Report every line of the records beneath this task that holds the string "title".
___ INFORMATION PROVIDED
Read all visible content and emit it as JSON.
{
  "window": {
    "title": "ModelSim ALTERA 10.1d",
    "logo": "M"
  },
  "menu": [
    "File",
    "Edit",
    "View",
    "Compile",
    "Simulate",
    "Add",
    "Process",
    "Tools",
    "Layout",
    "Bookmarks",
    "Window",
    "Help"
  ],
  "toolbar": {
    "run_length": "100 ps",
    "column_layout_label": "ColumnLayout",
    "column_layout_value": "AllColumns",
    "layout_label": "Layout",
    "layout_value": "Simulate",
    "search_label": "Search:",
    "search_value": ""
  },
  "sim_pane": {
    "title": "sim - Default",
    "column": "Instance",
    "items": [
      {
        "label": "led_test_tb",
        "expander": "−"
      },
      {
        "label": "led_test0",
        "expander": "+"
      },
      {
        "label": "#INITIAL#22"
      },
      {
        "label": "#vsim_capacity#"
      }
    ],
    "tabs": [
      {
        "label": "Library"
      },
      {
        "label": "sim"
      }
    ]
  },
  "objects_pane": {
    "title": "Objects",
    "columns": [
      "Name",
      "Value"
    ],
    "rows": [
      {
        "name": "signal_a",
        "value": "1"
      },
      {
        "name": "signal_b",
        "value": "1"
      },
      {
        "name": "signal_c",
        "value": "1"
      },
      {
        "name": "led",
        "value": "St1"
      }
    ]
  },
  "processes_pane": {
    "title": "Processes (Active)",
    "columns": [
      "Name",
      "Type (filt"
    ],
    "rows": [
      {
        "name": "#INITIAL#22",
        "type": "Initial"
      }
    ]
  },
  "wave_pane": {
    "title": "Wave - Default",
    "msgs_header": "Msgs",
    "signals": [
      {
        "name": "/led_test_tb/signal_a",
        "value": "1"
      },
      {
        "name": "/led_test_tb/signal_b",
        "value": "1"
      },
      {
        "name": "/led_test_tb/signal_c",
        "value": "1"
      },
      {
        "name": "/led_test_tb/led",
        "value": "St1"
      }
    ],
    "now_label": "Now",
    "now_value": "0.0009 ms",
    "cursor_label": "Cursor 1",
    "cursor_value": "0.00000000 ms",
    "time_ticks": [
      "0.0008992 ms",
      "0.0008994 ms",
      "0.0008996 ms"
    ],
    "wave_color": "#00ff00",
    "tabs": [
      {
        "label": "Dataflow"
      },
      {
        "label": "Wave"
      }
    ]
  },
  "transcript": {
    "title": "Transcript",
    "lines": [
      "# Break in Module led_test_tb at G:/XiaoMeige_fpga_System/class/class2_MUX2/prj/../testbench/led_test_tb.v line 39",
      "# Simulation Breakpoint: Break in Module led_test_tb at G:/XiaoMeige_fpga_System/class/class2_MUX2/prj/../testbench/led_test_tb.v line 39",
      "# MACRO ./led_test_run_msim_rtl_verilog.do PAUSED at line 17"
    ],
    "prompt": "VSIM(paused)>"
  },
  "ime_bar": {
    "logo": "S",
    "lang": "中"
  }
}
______
■ RESPONSE ■
    "title": "ModelSim ALTERA 10.1d",
    "title": "sim - Default",
    "title": "Objects",
    "title": "Processes (Active)",
    "title": "Wave - Default",
    "title": "Transcript",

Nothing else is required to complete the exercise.